  8. ^ a b c d ""Pan-Mongolism" and U.S.-China-Mongolia relations". Jamestown Foundation. 2005-06-29. Archived from the original on 2013-09-05. Retrieved 2013-04-07.
  9. ^ a b "China breathes new life into Mongolia". Asia Times. 2007-09-12. Archived from the original on 2007-10-11. Retrieved 2008-06-16.CS1 maint: unfit URL (link)
  10. ^ Graceffo, Antonio (15 July 2020). "Mongolia and the Belt and Road Initiative: The Prospects for the China-Mongolia-Russia Economic Corridor". Jamestown Foundation.

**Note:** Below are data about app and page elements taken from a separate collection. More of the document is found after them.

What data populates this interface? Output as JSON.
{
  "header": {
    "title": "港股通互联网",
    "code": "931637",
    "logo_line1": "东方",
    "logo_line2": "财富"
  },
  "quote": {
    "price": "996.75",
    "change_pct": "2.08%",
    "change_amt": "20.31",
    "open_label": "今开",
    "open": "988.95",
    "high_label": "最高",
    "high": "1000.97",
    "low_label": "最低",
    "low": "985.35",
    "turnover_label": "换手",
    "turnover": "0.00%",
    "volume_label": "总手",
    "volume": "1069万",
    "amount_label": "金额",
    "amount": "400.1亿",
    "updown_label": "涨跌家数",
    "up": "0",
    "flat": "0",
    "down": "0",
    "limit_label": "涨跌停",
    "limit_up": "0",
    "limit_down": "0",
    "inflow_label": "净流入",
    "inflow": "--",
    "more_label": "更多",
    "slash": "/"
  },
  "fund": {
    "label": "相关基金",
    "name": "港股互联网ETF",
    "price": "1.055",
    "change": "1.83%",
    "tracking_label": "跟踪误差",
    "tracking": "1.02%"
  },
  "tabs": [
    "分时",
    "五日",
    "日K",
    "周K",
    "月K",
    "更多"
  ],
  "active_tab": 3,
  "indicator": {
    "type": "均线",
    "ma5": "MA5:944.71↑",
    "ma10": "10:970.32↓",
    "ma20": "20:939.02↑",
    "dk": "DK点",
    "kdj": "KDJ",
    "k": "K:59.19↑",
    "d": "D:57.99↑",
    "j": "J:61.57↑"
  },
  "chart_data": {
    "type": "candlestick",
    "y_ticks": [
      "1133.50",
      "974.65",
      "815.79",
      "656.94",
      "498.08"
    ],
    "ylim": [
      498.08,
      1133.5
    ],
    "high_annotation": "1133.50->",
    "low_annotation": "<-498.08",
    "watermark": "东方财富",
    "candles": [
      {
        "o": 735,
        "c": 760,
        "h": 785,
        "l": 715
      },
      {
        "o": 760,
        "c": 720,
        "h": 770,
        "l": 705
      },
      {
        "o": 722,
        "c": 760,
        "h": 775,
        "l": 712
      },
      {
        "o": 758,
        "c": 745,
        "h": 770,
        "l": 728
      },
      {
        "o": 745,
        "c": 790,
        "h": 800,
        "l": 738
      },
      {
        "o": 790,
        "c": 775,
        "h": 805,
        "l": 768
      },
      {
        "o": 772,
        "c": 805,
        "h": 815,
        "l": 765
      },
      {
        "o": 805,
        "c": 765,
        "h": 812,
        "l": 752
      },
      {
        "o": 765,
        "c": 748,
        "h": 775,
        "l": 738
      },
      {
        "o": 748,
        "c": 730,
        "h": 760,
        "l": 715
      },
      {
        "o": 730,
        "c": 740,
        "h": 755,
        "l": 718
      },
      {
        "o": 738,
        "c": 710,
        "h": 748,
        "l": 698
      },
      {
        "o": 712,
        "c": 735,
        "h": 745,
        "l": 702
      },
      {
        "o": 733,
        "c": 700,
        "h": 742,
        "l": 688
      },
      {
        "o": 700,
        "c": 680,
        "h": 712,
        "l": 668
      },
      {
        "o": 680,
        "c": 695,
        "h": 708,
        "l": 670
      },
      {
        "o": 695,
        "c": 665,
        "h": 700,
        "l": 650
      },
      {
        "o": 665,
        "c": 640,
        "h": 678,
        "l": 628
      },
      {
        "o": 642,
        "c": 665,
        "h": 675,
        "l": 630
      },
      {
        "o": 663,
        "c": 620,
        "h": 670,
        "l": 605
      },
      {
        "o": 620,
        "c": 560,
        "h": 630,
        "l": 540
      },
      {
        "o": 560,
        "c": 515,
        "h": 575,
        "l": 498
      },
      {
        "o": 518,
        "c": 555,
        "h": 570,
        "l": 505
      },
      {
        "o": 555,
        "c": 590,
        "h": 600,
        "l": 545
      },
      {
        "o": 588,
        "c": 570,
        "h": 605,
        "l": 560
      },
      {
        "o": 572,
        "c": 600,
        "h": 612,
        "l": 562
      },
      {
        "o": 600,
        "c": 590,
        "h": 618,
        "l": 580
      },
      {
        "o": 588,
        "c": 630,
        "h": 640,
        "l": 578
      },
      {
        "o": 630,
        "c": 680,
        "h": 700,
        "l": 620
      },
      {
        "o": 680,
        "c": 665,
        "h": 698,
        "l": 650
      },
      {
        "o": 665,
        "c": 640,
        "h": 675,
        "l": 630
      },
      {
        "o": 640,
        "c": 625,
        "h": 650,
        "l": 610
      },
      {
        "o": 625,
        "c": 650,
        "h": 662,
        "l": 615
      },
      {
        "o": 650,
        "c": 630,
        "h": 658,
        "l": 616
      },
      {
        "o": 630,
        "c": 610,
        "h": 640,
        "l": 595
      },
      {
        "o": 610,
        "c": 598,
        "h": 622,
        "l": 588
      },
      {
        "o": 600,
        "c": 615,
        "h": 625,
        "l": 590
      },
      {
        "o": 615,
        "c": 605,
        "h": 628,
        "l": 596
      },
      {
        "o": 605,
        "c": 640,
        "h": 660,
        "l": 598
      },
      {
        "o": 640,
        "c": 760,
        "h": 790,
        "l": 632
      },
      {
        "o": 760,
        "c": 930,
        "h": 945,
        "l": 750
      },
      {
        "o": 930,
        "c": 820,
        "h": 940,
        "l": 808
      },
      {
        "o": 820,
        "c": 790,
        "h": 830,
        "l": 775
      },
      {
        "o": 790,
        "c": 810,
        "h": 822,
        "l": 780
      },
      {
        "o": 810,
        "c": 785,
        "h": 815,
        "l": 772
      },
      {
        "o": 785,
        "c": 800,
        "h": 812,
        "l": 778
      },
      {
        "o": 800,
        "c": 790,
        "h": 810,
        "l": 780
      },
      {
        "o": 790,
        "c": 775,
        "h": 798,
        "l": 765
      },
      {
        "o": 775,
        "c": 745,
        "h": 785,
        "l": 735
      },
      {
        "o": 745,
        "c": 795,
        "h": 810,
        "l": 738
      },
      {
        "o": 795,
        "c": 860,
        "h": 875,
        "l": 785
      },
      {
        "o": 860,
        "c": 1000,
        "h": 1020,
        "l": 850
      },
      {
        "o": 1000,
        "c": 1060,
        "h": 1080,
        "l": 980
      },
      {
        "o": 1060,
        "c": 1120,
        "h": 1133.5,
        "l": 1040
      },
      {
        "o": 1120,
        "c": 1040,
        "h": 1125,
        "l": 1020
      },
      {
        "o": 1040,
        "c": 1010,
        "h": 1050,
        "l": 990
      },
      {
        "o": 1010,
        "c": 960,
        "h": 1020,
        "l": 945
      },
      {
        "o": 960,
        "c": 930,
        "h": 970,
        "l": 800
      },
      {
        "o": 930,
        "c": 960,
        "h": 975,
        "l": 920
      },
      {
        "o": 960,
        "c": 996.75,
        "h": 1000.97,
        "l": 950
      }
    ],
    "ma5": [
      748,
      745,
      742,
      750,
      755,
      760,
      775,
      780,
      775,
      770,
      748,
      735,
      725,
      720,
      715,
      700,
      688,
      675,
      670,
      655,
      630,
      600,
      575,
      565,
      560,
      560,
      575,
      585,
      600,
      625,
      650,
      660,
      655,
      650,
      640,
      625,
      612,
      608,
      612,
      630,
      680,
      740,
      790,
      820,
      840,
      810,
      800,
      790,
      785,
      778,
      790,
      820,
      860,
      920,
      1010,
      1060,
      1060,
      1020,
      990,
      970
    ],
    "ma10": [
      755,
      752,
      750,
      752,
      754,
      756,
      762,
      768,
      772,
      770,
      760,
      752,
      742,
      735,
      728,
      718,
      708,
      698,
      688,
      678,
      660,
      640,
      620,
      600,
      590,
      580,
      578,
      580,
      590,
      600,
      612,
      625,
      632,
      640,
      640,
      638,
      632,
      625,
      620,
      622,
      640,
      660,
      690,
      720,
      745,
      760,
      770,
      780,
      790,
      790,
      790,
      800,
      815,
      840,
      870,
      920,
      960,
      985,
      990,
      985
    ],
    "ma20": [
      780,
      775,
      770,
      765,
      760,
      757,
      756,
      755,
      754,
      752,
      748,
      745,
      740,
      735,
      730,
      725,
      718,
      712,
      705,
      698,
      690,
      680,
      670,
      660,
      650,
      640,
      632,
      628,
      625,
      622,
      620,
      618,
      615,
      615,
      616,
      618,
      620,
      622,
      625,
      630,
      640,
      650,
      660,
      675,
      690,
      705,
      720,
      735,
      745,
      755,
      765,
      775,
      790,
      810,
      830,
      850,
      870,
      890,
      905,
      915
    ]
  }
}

Retrieved 2020-07-16.

Further reading[edit]

  • Ginsburg, Tom. "Political reform in Mongolia: between Russia and China." Asian Survey 35.5 (1995): 459–471.
  • Paine, Sarah CM. Imperial rivals: China, Russia, and their disputed frontier (ME Sharpe, 1996).
  • Perdue, Peter C. "Military Mobilization in Seventeenth and Eighteenth-Century China, Russia, and Mongolia." Modern Asian Studies 30.4 (1996): 757–793.
  • Perdue, Peter C. "Boundaries, maps, and movement: Chinese, Russian, and Mongolian empires in early modern Central Eurasia." International History Review 20.2 (1998): 263–286.
  • Reeves, Jeffrey. "Rethinking weak state behavior: Mongolia’s foreign policy toward China." International Politics 51.2 (2014): 254–271.